#### What this task involves:
Nothing but an exact copy of the records below counts as the answer.

#### Data extract:
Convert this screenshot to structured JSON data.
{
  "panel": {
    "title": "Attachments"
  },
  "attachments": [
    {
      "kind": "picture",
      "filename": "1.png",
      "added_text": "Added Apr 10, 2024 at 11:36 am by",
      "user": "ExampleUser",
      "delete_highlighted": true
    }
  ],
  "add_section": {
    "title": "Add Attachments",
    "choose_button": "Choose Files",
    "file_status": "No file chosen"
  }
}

#### Reply:
Convert this screenshot to structured JSON data.
{
  "panel": {
    "title": "Attachments"
  },
  "attachments": [
    {
      "kind": "picture",
      "filename": "1.png",
      "added_text": "Added Apr 10, 2024 at 11:36 am by",
      "user": "ExampleUser",
      "delete_highlighted": true
    }
  ],
  "add_section": {
    "title": "Add Attachments",
    "choose_button": "Choose Files",
    "file_status": "No file chosen"
  }
}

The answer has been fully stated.